In addition to biological hypotheses, there are others of a much more psychological nature that must be taken into account, although they are not hypotheses that are necessarily mutually exclusive.
The most well-known and predominant model that is employed in the psychological explanation of schizophrenia is the diathesis model (or vulnerability) - stress. This hypothesis establishes the existence of a stable and permanent vulnerability, partly biological and partly acquired, to suffer from this disorder and to present problems of information processing or problems of social competence and stress management.These subjects will face different types of stressors, such as life events or other more permanent circumstances (such as a very critical family environment or with excessive emotion expressed to which they will have to adapt), but depending on the circumstances , it may happen that they fail in this adaptation and can not adjust, this ends up generating the unleashing of the disorder.
Some of the oldest theories, of a psychodynamic nature and especially linked to paranoid schizophrenia, consider that the causes of the disorder can be found in the presence of deep psychic conflicts of which the subject defends himself by projection (placing one or some of the the own characteristics in another person) and negation of the conflict, that in occasions end up generating the dissociation of the mind with the reality. However, these explanations have no scientific value.
Schizophrenia is a chronic disorder that has no cure recognized as such for the time being, although the symptoms can be treated in such a way that those who suffer it can have a normal life and remain stable, preventing the appearance of outbreaks.
For this, however, the treatment has to be continued throughout the life cycle of the subject in order to prevent the appearance of new outbreaks. In general, drugs known as antipsychotics are used for this purpose, which act by treating the excess of dopamine in the mesolimbic pathway and, in the case of those classified as atypical, also improving the negative symptomatology in increasing the levels of said hormone in the mesocortical pathway. .

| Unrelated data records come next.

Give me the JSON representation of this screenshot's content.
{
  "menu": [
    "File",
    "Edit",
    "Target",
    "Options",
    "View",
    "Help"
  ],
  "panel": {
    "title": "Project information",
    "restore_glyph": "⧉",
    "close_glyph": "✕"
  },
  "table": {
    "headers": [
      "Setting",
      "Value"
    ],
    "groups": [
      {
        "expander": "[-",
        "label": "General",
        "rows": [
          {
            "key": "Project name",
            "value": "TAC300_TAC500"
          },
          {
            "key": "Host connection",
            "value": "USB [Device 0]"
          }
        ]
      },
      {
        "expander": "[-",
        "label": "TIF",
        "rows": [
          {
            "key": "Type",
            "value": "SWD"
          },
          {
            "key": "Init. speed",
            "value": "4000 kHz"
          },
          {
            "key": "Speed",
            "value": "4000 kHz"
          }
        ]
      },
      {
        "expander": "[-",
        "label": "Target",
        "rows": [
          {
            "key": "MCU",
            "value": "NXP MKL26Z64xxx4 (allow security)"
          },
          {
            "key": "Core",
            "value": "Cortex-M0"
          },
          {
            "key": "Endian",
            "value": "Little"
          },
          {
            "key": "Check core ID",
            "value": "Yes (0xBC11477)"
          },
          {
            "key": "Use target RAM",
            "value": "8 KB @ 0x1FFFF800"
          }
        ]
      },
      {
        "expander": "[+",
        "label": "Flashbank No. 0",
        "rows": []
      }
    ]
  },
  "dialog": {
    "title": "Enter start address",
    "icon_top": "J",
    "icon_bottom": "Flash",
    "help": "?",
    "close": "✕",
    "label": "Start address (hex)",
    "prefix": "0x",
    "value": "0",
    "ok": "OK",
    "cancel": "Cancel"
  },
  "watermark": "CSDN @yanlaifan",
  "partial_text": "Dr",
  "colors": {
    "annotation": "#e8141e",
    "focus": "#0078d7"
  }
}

It is also working from the psychological field, with therapies such as targeting to work on auditory hallucinations or cognitive restructuring to change cognitions and beliefs (delusions and / or about the disorder itself). As well social skills training and sometimes counseling and re-employment can be of great help to combat the difficulties generated by the disorder. Finally, the psychoeducation of the subject and the environment are fundamental.
- American Psychiatric Association. (2013). Diagnostic and Statistical Manual of Mental Disorders. Fifth edition. DSM-V. Masson, Barcelona.
- Santos, J.L. ; García, L.I. ; Calderón, M.A. ; Sanz, L.J .; de los Ríos, P .; Left, S .; Román, P .; Hernangómez, L .; Navas, E .; Thief, A and Álvarez-Cienfuegos, L. (2012). Clinical psychology. CEDE Preparation Manual PIR, 02. CEDE. Madrid.
- Vallina, O. and Lemos, S. (2001). Effective psychological treatments for schizophrenia. Psicothema, 13 (3); 345-364.